Humphrey Visual Field
The Humphrey Visual Field is a special automated procedure used to perform perimetry, a test that measures the entire area of peripheral vision that can be seen while the eye is focused on a central point. During this test, lights of varying intensities appear in different parts of the visual field while the patient's eye is focused on a certain spot. The perception of these lights is charted and then compared to results of a healthy eye at the same age of the patient in order to determine if any damage has occurred.
This procedure is performed quickly and easily in about 15 minutes, and is effective in diagnosing and monitoring the progress of glaucoma. The Humphrey system uses advanced blue-yellow perimetry, also known as Short Wavelength Automated Perimetry (SWAP), which is proven to detect signs of glaucoma-related vision loss earlier than other tests.
Patients with glaucoma will often undergo this test on a regular basis in order to determine how quickly the disease is progressing. The Humphrey Visual Field test can also be used to detect conditions within the optic nerve of the eye, and certain neurological conditions as well.
Optical Coherence Tomography (OCT)
Optical coherence tomography (OCT) is an advanced technology used to produce cross-sectional images of the retina, the light-sensitive lining on the back of the eye where light rays focus to produce vision. These images can help with the detection and treatment of serious eye condition such as macular holes, macular swelling and optic nerve damage.
OCT uses technology that is similar to CT scans of internal organs, using a scattering of light to rapidly scan the eye to create an accurate cross-section. Unlike other imaging techniques, OCT uses light to produce high resolution images, rather than sound or radiofrequency waves. Your doctor can evaluate and measure each layer of the retina through this image and compare it with normal, healthy images of the retina.
The OCT exam takes about 10 to 20 minutes to perform in your doctor's office.
Selective Laser Trabeculoplasty (SLT)
Selective Laser Trabeculoplasty (SLT) is an advanced treatment option for glaucoma patients that lowers eye pressure and increases fluid drainage. This procedure offers a simple solution to glaucoma symptoms through a minimally invasive procedure with no side effects, scarring or pain.
The SLT procedure is effective for almost all patients with just one session. It has been performed successfully in Europe for the past 10 years and is now FDA approved for use in the US. It is performed in the office and takes just a few minutes, providing long-term results through the use of a low-energy laser beam.
SLT is most effective for patients unable to keep up with a daily eye drop treatment because of its cost, inconvenience or side effects. SLT controls glaucoma symptoms for up to 5 years with no need for additional medication, and relieves symptoms by promoting the body's natural healing response. There are no major risks or complications associated with SLT and the procedure is covered by most insurance companies.
HRT for Early Glaucoma Detection

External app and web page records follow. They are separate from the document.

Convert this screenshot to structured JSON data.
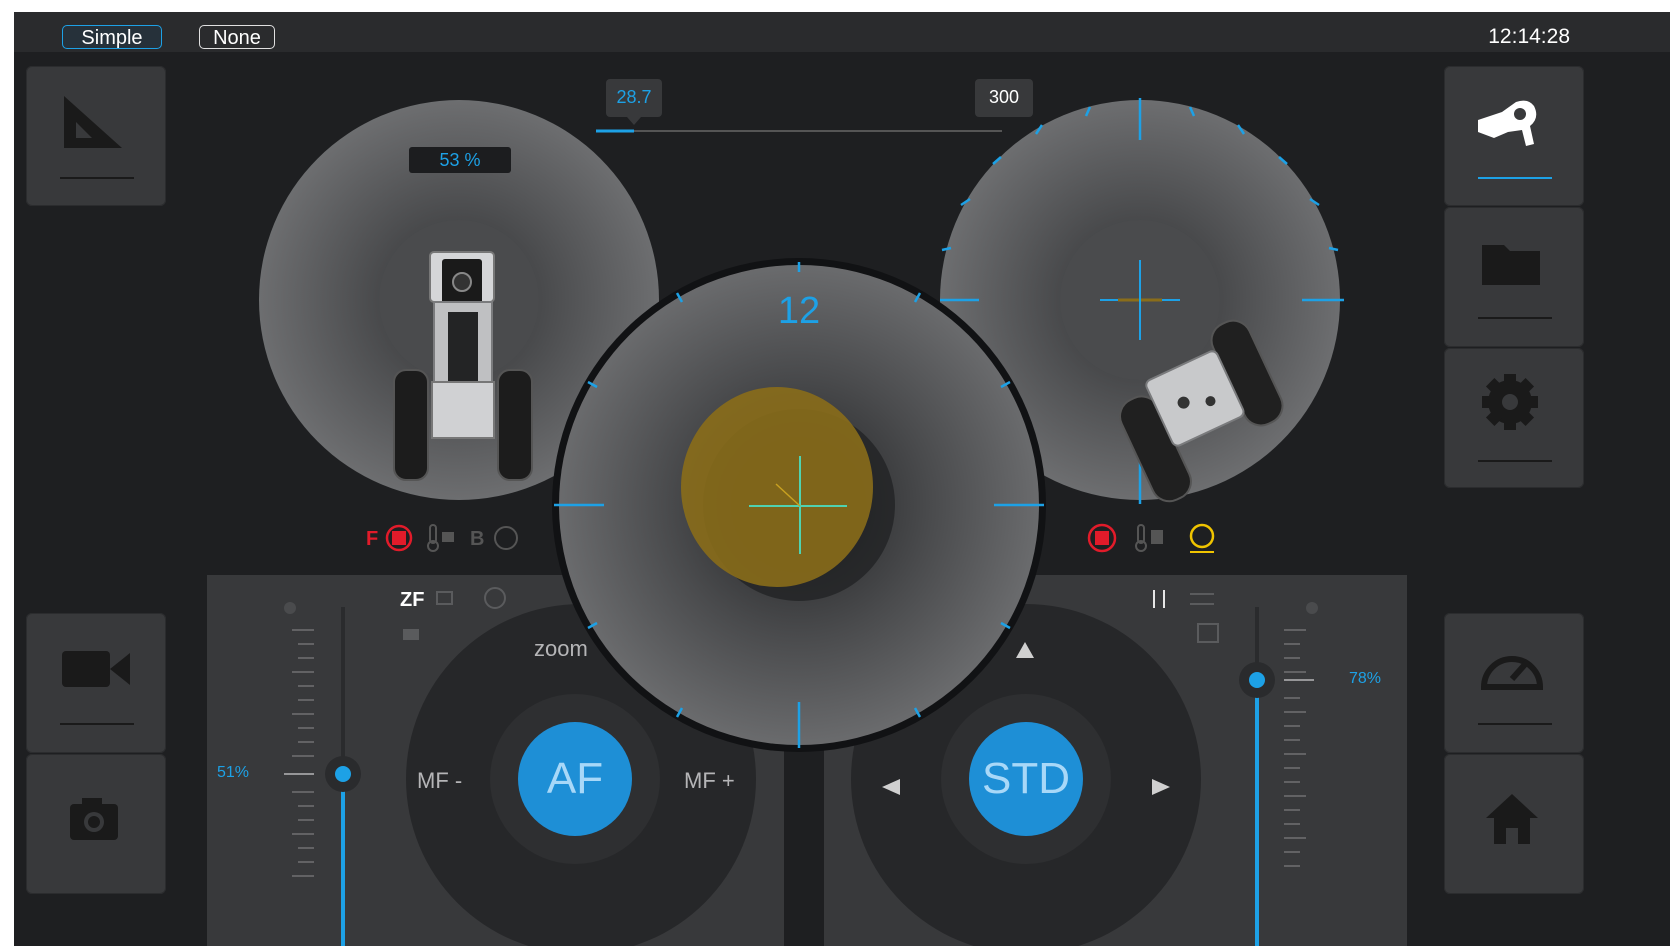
{
  "topbar": {
    "mode_simple": "Simple",
    "mode_none": "None",
    "clock": "12:14:28"
  },
  "slider_top": {
    "value_left": "28.7",
    "value_right": "300"
  },
  "left_gauge": {
    "percent": "53 %",
    "status_front": "F",
    "status_back": "B"
  },
  "center_gauge": {
    "clock_value": "12"
  },
  "left_controls": {
    "zf_label": "ZF",
    "zoom_label": "zoom",
    "mf_minus": "MF -",
    "af_label": "AF",
    "mf_plus": "MF +",
    "light_percent": "51%",
    "light_level": 0.51
  },
  "right_controls": {
    "std_label": "STD",
    "light_percent": "78%",
    "light_level": 0.78
  },
  "colors": {
    "accent": "#1da1e6",
    "alert": "#e21b2a",
    "warn": "#f0c400",
    "target": "#8a6d1a"
  },
  "icons": [
    "ruler-triangle-icon",
    "hand-pointer-icon",
    "folder-icon",
    "gear-icon",
    "video-camera-icon",
    "camera-icon",
    "speedometer-icon",
    "home-icon"
  ]
}
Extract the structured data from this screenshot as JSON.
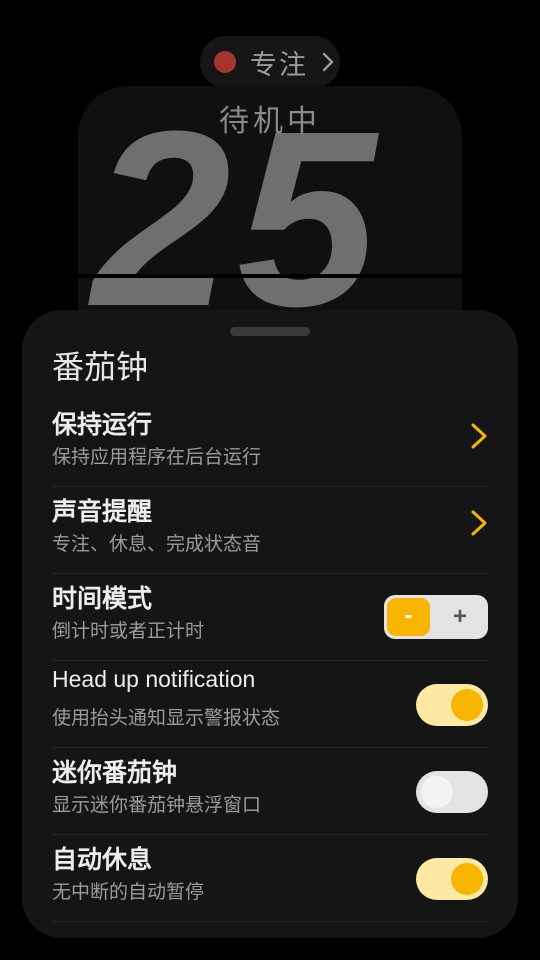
{
  "mode_pill": {
    "label": "专注",
    "dot_color": "#a7352d",
    "chevron_icon": "chevron-right-icon"
  },
  "timer": {
    "status": "待机中",
    "minutes": "25"
  },
  "sheet": {
    "title": "番茄钟",
    "accent": "#f7b500",
    "rows": [
      {
        "title": "保持运行",
        "subtitle": "保持应用程序在后台运行",
        "control": "chevron-right-icon"
      },
      {
        "title": "声音提醒",
        "subtitle": "专注、休息、完成状态音",
        "control": "chevron-right-icon"
      },
      {
        "title": "时间模式",
        "subtitle": "倒计时或者正计时",
        "control": "stepper",
        "minus": "-",
        "plus": "+"
      },
      {
        "title": "Head up notification",
        "subtitle": "使用抬头通知显示警报状态",
        "control": "toggle",
        "on": true
      },
      {
        "title": "迷你番茄钟",
        "subtitle": "显示迷你番茄钟悬浮窗口",
        "control": "toggle",
        "on": false
      },
      {
        "title": "自动休息",
        "subtitle": "无中断的自动暂停",
        "control": "toggle",
        "on": true
      }
    ]
  }
}
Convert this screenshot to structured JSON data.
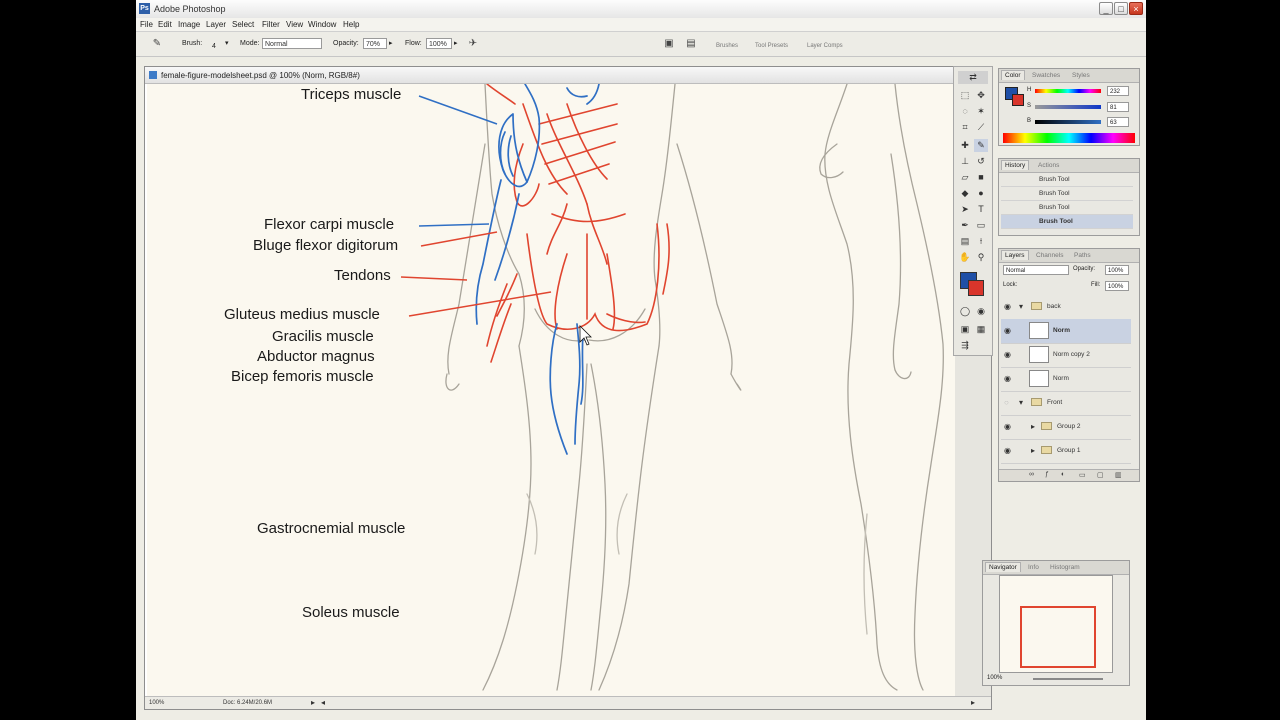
{
  "window": {
    "title": "Adobe Photoshop",
    "min": "_",
    "max": "□",
    "close": "×"
  },
  "menu": [
    "File",
    "Edit",
    "Image",
    "Layer",
    "Select",
    "Filter",
    "View",
    "Window",
    "Help"
  ],
  "options": {
    "brush_label": "Brush:",
    "brush_size": "4",
    "mode_label": "Mode:",
    "mode_value": "Normal",
    "opacity_label": "Opacity:",
    "opacity_value": "70%",
    "flow_label": "Flow:",
    "flow_value": "100%"
  },
  "palette_well": [
    "Brushes",
    "Tool Presets",
    "Layer Comps"
  ],
  "document": {
    "title": "female-figure-modelsheet.psd @ 100% (Norm, RGB/8#)",
    "zoom": "100%",
    "doc_size": "Doc: 6.24M/20.6M"
  },
  "annotations": [
    "Triceps muscle",
    "Flexor carpi muscle",
    "Bluge flexor digitorum",
    "Tendons",
    "Gluteus medius muscle",
    "Gracilis muscle",
    "Abductor magnus",
    "Bicep femoris muscle",
    "Gastrocnemial muscle",
    "Soleus muscle"
  ],
  "color_panel": {
    "tabs": [
      "Color",
      "Swatches",
      "Styles"
    ],
    "h_label": "H",
    "s_label": "S",
    "b_label": "B",
    "h_value": "232",
    "s_value": "81",
    "b_value": "63",
    "foreground": "#1f4fa6",
    "background": "#d9352b"
  },
  "history_panel": {
    "tabs": [
      "History",
      "Actions"
    ],
    "items": [
      "Brush Tool",
      "Brush Tool",
      "Brush Tool",
      "Brush Tool"
    ]
  },
  "layers_panel": {
    "tabs": [
      "Layers",
      "Channels",
      "Paths"
    ],
    "mode": "Normal",
    "opacity_label": "Opacity:",
    "opacity_value": "100%",
    "lock_label": "Lock:",
    "fill_label": "Fill:",
    "fill_value": "100%",
    "layers": [
      "back",
      "Norm",
      "Norm copy 2",
      "Norm",
      "Front",
      "Group 2",
      "Group 1"
    ]
  },
  "navigator_panel": {
    "tabs": [
      "Navigator",
      "Info",
      "Histogram"
    ],
    "zoom": "100%"
  },
  "colors": {
    "accent_blue": "#2f6fc4",
    "accent_red": "#e0452f"
  }
}
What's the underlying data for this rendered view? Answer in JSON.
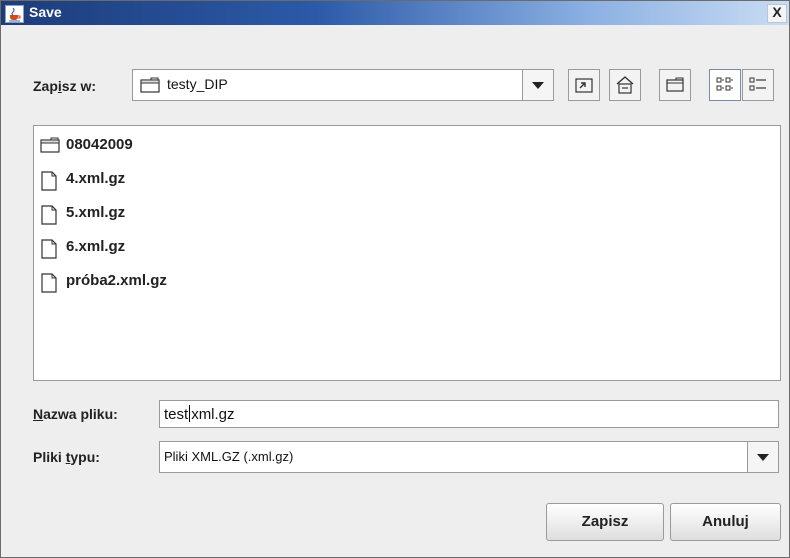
{
  "window": {
    "title": "Save",
    "close_glyph": "X",
    "title_icon": "java-cup-icon"
  },
  "lookin": {
    "label_pre": "Zap",
    "label_mnemonic": "i",
    "label_post": "sz w:",
    "folder": "testy_DIP",
    "folder_icon": "folder-icon"
  },
  "toolbar": {
    "up_icon": "up-folder-icon",
    "home_icon": "home-icon",
    "newfolder_icon": "new-folder-icon",
    "list_icon": "list-view-icon",
    "details_icon": "details-view-icon"
  },
  "files": [
    {
      "name": "08042009",
      "icon": "folder-icon"
    },
    {
      "name": "4.xml.gz",
      "icon": "file-icon"
    },
    {
      "name": "5.xml.gz",
      "icon": "file-icon"
    },
    {
      "name": "6.xml.gz",
      "icon": "file-icon"
    },
    {
      "name": "próba2.xml.gz",
      "icon": "file-icon"
    }
  ],
  "filename": {
    "label_mnemonic": "N",
    "label_post": "azwa pliku:",
    "value_before_caret": "test",
    "value_after_caret": "xml.gz"
  },
  "filetype": {
    "label_pre": "Pliki ",
    "label_mnemonic": "t",
    "label_post": "ypu:",
    "value": "Pliki XML.GZ (.xml.gz)"
  },
  "buttons": {
    "save": "Zapisz",
    "cancel": "Anuluj"
  }
}
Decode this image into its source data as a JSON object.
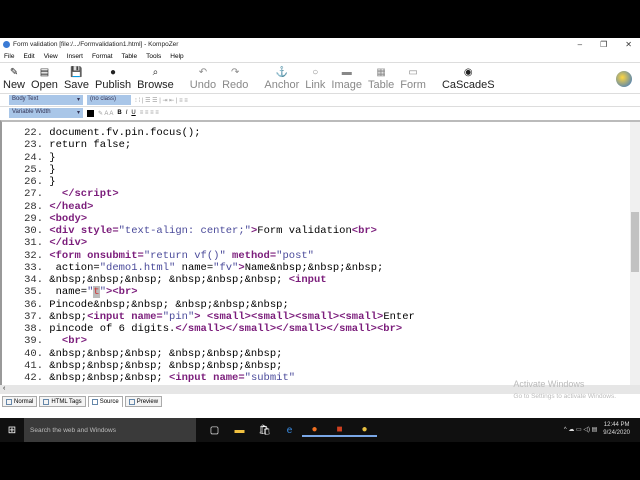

The high eye pressure associated with glaucoma can damage your optic nerve before you begin to experience any vision loss. The Heidelberg Retinal Tomograph (HRT) can digitally perceive damage that may indicate the onset of glaucoma, allowing treatment to begin before vision is lost. Similar to MRI (Magnetic Resonance Imaging) and CT (Computed Tomography), HRT is a non-invasive procedure that scans the eye - all you see is a series of flashing red lights. The HRT takes 3-dimensional photographs of the optic nerve and retina using a special laser. It starts by photographing the surface of the optic nerve and then focuses on deeper and deeper layers before putting them all together to create the 3-dimensional image. These photographs can be used to determine the retinal edema index, retinal thickness and a reflectance map, which reveals retinal abnormalities.